● **Records to process**
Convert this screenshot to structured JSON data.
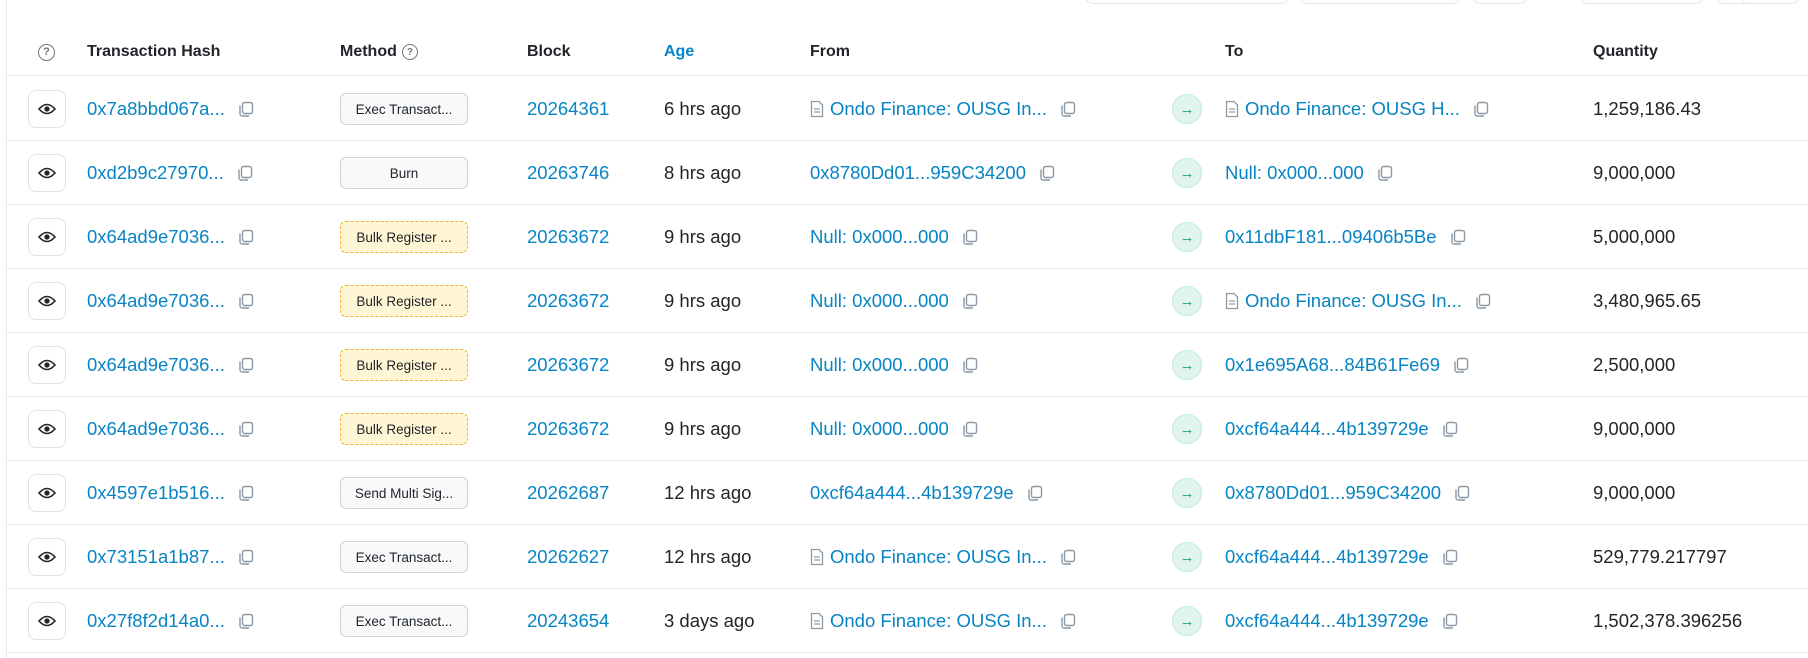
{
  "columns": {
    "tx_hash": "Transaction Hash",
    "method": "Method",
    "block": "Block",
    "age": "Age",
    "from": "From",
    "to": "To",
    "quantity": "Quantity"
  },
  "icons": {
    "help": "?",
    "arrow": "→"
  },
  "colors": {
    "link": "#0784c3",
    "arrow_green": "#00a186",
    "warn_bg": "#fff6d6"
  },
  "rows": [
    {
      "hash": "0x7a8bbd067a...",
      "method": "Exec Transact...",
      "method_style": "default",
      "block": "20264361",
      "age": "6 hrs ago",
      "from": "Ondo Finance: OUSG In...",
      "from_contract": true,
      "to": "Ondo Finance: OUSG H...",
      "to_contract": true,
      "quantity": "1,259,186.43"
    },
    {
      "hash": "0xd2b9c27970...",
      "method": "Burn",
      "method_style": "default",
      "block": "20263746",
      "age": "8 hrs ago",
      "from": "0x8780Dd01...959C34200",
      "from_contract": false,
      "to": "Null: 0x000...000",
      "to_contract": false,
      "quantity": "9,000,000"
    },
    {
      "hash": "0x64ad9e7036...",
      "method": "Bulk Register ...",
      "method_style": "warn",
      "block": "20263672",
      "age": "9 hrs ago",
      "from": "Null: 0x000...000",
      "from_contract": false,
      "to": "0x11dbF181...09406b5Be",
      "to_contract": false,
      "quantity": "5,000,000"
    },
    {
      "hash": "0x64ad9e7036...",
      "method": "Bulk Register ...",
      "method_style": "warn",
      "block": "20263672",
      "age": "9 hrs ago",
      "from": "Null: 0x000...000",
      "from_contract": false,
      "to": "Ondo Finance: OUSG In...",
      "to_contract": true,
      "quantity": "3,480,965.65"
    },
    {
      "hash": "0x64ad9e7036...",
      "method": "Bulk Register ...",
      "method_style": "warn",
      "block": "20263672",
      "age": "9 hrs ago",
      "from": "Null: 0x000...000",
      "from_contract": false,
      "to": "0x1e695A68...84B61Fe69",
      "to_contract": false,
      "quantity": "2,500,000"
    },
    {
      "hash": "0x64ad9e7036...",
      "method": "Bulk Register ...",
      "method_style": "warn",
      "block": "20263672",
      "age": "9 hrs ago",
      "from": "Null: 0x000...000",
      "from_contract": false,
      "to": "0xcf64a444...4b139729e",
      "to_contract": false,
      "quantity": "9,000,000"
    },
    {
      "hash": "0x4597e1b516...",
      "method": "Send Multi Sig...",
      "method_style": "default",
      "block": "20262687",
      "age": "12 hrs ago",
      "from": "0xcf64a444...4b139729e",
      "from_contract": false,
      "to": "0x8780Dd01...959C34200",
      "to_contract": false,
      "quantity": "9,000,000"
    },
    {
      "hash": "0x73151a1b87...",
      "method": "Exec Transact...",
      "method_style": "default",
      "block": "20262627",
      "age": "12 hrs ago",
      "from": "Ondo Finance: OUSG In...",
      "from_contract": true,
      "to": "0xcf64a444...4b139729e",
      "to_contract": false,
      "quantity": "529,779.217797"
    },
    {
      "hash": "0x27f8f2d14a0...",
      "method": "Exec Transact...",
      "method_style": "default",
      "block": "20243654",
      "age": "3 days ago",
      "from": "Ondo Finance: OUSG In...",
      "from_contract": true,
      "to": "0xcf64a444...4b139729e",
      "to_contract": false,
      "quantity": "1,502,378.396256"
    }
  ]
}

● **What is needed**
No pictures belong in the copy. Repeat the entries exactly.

● **Response to this task**
Convert this screenshot to structured JSON data.
{
  "columns": {
    "tx_hash": "Transaction Hash",
    "method": "Method",
    "block": "Block",
    "age": "Age",
    "from": "From",
    "to": "To",
    "quantity": "Quantity"
  },
  "icons": {
    "help": "?",
    "arrow": "→"
  },
  "colors": {
    "link": "#0784c3",
    "arrow_green": "#00a186",
    "warn_bg": "#fff6d6"
  },
  "rows": [
    {
      "hash": "0x7a8bbd067a...",
      "method": "Exec Transact...",
      "method_style": "default",
      "block": "20264361",
      "age": "6 hrs ago",
      "from": "Ondo Finance: OUSG In...",
      "from_contract": true,
      "to": "Ondo Finance: OUSG H...",
      "to_contract": true,
      "quantity": "1,259,186.43"
    },
    {
      "hash": "0xd2b9c27970...",
      "method": "Burn",
      "method_style": "default",
      "block": "20263746",
      "age": "8 hrs ago",
      "from": "0x8780Dd01...959C34200",
      "from_contract": false,
      "to": "Null: 0x000...000",
      "to_contract": false,
      "quantity": "9,000,000"
    },
    {
      "hash": "0x64ad9e7036...",
      "method": "Bulk Register ...",
      "method_style": "warn",
      "block": "20263672",
      "age": "9 hrs ago",
      "from": "Null: 0x000...000",
      "from_contract": false,
      "to": "0x11dbF181...09406b5Be",
      "to_contract": false,
      "quantity": "5,000,000"
    },
    {
      "hash": "0x64ad9e7036...",
      "method": "Bulk Register ...",
      "method_style": "warn",
      "block": "20263672",
      "age": "9 hrs ago",
      "from": "Null: 0x000...000",
      "from_contract": false,
      "to": "Ondo Finance: OUSG In...",
      "to_contract": true,
      "quantity": "3,480,965.65"
    },
    {
      "hash": "0x64ad9e7036...",
      "method": "Bulk Register ...",
      "method_style": "warn",
      "block": "20263672",
      "age": "9 hrs ago",
      "from": "Null: 0x000...000",
      "from_contract": false,
      "to": "0x1e695A68...84B61Fe69",
      "to_contract": false,
      "quantity": "2,500,000"
    },
    {
      "hash": "0x64ad9e7036...",
      "method": "Bulk Register ...",
      "method_style": "warn",
      "block": "20263672",
      "age": "9 hrs ago",
      "from": "Null: 0x000...000",
      "from_contract": false,
      "to": "0xcf64a444...4b139729e",
      "to_contract": false,
      "quantity": "9,000,000"
    },
    {
      "hash": "0x4597e1b516...",
      "method": "Send Multi Sig...",
      "method_style": "default",
      "block": "20262687",
      "age": "12 hrs ago",
      "from": "0xcf64a444...4b139729e",
      "from_contract": false,
      "to": "0x8780Dd01...959C34200",
      "to_contract": false,
      "quantity": "9,000,000"
    },
    {
      "hash": "0x73151a1b87...",
      "method": "Exec Transact...",
      "method_style": "default",
      "block": "20262627",
      "age": "12 hrs ago",
      "from": "Ondo Finance: OUSG In...",
      "from_contract": true,
      "to": "0xcf64a444...4b139729e",
      "to_contract": false,
      "quantity": "529,779.217797"
    },
    {
      "hash": "0x27f8f2d14a0...",
      "method": "Exec Transact...",
      "method_style": "default",
      "block": "20243654",
      "age": "3 days ago",
      "from": "Ondo Finance: OUSG In...",
      "from_contract": true,
      "to": "0xcf64a444...4b139729e",
      "to_contract": false,
      "quantity": "1,502,378.396256"
    }
  ]
}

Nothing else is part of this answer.